But what judges and lawyers must keep in mind is Gene's dictum that we have little space in which to capture the reader's interest. In a short story, or a trial or appellate brief, some say the writer must capture the reader's interest in the first paragraph. Gene said, "The hell with that. You've got one line." He recalled his favorite opening lines. Melville's "Call me Ishmael," and Rafael Sabatini's "He was born with a gift of laughter and a sense that the world was mad." Gene wrote a short story he sold to a major magazine that began with this line: "There were those who thought he was mostly a son of a bitch, but I thought he was all son of a bitch."

These opening lines surely capture the reader's interest. But I advise appellate lawyers in their briefs not to use Gene's opening line to describe the trial judge. We are not writing fiction, though some briefs I have read unfortunately fall in that category. But in relating the facts of a case, we could do well following Gene's example.

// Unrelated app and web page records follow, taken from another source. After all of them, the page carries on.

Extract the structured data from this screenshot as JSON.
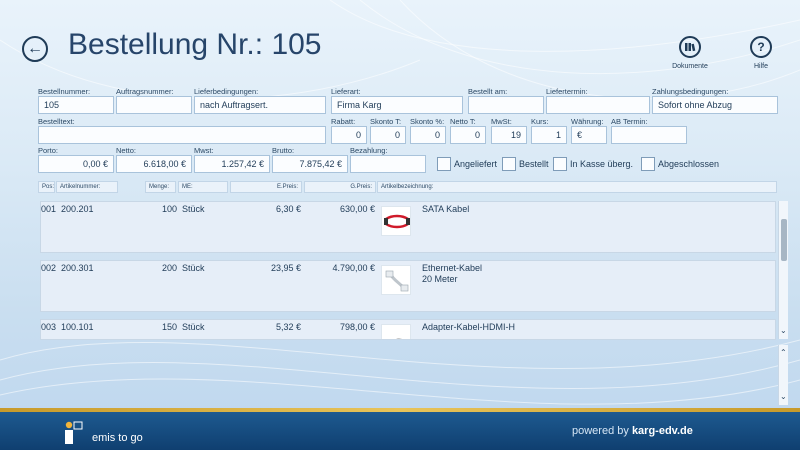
{
  "header": {
    "title": "Bestellung Nr.: 105",
    "documents_label": "Dokumente",
    "help_label": "Hilfe"
  },
  "form": {
    "bestellnummer": {
      "label": "Bestellnummer:",
      "value": "105"
    },
    "auftragsnummer": {
      "label": "Auftragsnummer:",
      "value": ""
    },
    "lieferbedingungen": {
      "label": "Lieferbedingungen:",
      "value": "nach  Auftragsert."
    },
    "lieferart": {
      "label": "Lieferart:",
      "value": "Firma Karg"
    },
    "bestellt_am": {
      "label": "Bestellt am:",
      "value": ""
    },
    "liefertermin": {
      "label": "Liefertermin:",
      "value": ""
    },
    "zahlungsbedingungen": {
      "label": "Zahlungsbedingungen:",
      "value": "Sofort ohne Abzug"
    },
    "bestelltext": {
      "label": "Bestelltext:",
      "value": ""
    },
    "rabatt": {
      "label": "Rabatt:",
      "value": "0"
    },
    "skonto_t": {
      "label": "Skonto T:",
      "value": "0"
    },
    "skonto_pct": {
      "label": "Skonto %:",
      "value": "0"
    },
    "netto_t": {
      "label": "Netto T:",
      "value": "0"
    },
    "mwst_pct": {
      "label": "MwSt:",
      "value": "19"
    },
    "kurs": {
      "label": "Kurs:",
      "value": "1"
    },
    "waehrung": {
      "label": "Währung:",
      "value": "€"
    },
    "ab_termin": {
      "label": "AB Termin:",
      "value": ""
    },
    "porto": {
      "label": "Porto:",
      "value": "0,00 €"
    },
    "netto": {
      "label": "Netto:",
      "value": "6.618,00 €"
    },
    "mwst": {
      "label": "Mwst:",
      "value": "1.257,42 €"
    },
    "brutto": {
      "label": "Brutto:",
      "value": "7.875,42 €"
    },
    "bezahlung": {
      "label": "Bezahlung:",
      "value": ""
    },
    "checkboxes": {
      "angeliefert": "Angeliefert",
      "bestellt": "Bestellt",
      "in_kasse": "In Kasse überg.",
      "abgeschlossen": "Abgeschlossen"
    }
  },
  "table": {
    "columns": [
      "Pos:",
      "Artikelnummer:",
      "Menge:",
      "ME:",
      "E.Preis:",
      "G.Preis:",
      "Artikelbezeichnung:"
    ],
    "rows": [
      {
        "pos": "001",
        "artikel": "200.201",
        "menge": "100",
        "me": "Stück",
        "epreis": "6,30 €",
        "gpreis": "630,00 €",
        "desc1": "SATA Kabel",
        "desc2": "",
        "icon": "sata-cable-thumbnail"
      },
      {
        "pos": "002",
        "artikel": "200.301",
        "menge": "200",
        "me": "Stück",
        "epreis": "23,95 €",
        "gpreis": "4.790,00 €",
        "desc1": "Ethernet-Kabel",
        "desc2": "20 Meter",
        "icon": "ethernet-cable-thumbnail"
      },
      {
        "pos": "003",
        "artikel": "100.101",
        "menge": "150",
        "me": "Stück",
        "epreis": "5,32 €",
        "gpreis": "798,00 €",
        "desc1": "Adapter-Kabel-HDMI-H",
        "desc2": "",
        "icon": "hdmi-cable-thumbnail"
      }
    ]
  },
  "footer": {
    "brand": "emis to go",
    "powered_prefix": "powered by ",
    "powered_brand": "karg-edv.de"
  },
  "colors": {
    "accent": "#1f3b57",
    "footer": "#1e5a90",
    "gold": "#e8c45a"
  }
}
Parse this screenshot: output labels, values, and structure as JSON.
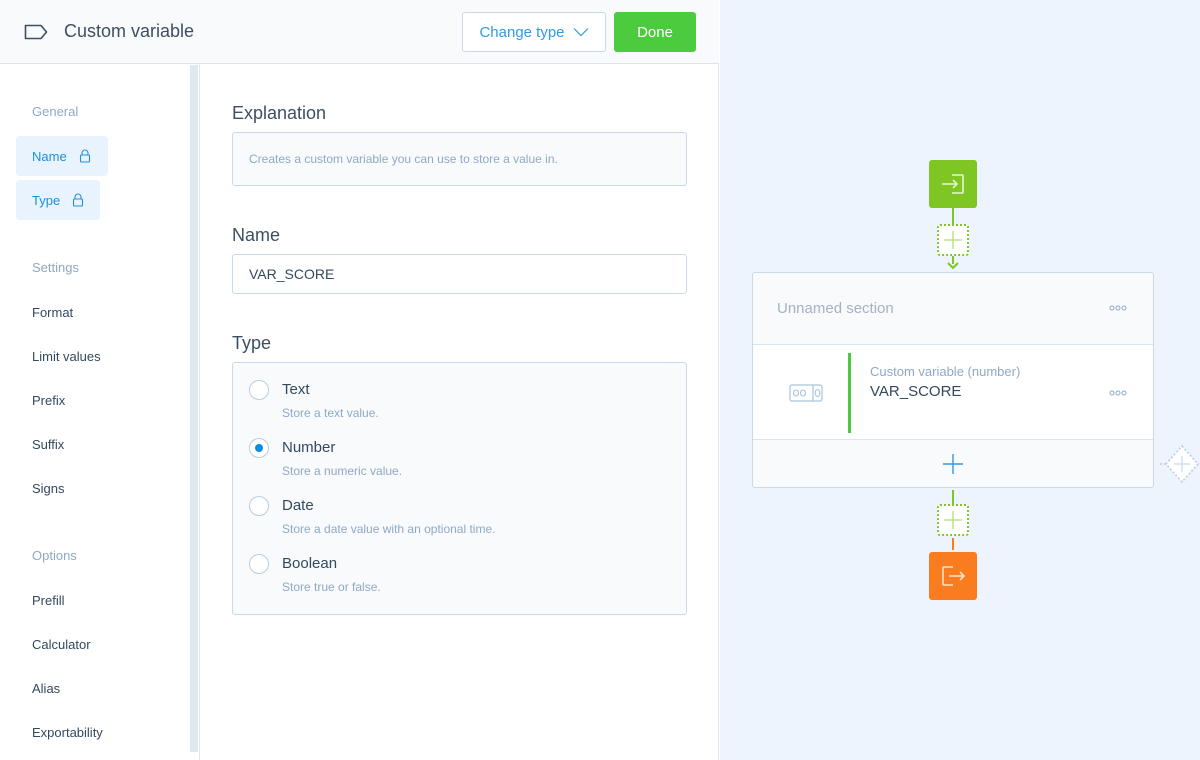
{
  "header": {
    "icon": "tag-icon",
    "title": "Custom variable",
    "change_type_label": "Change type",
    "done_label": "Done"
  },
  "sidebar": {
    "groups": [
      {
        "label": "General",
        "items": [
          {
            "label": "Name",
            "locked": true,
            "active": true
          },
          {
            "label": "Type",
            "locked": true,
            "active": true
          }
        ]
      },
      {
        "label": "Settings",
        "items": [
          {
            "label": "Format"
          },
          {
            "label": "Limit values"
          },
          {
            "label": "Prefix"
          },
          {
            "label": "Suffix"
          },
          {
            "label": "Signs"
          }
        ]
      },
      {
        "label": "Options",
        "items": [
          {
            "label": "Prefill"
          },
          {
            "label": "Calculator"
          },
          {
            "label": "Alias"
          },
          {
            "label": "Exportability"
          }
        ]
      }
    ]
  },
  "form": {
    "explanation_label": "Explanation",
    "explanation_text": "Creates a custom variable you can use to store a value in.",
    "name_label": "Name",
    "name_value": "VAR_SCORE",
    "type_label": "Type",
    "type_options": [
      {
        "label": "Text",
        "description": "Store a text value.",
        "checked": false
      },
      {
        "label": "Number",
        "description": "Store a numeric value.",
        "checked": true
      },
      {
        "label": "Date",
        "description": "Store a date value with an optional time.",
        "checked": false
      },
      {
        "label": "Boolean",
        "description": "Store true or false.",
        "checked": false
      }
    ]
  },
  "canvas": {
    "section_title": "Unnamed section",
    "block_type": "Custom variable (number)",
    "block_name": "VAR_SCORE",
    "colors": {
      "start": "#7ec623",
      "end": "#f97d1f",
      "accent": "#4ccb3f",
      "link": "#2f9be0"
    }
  }
}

I close with a goodbye to my friend. I will miss hearing his wonderful stories over lunch, but he will always be in touch through the enduring works he leaves behind.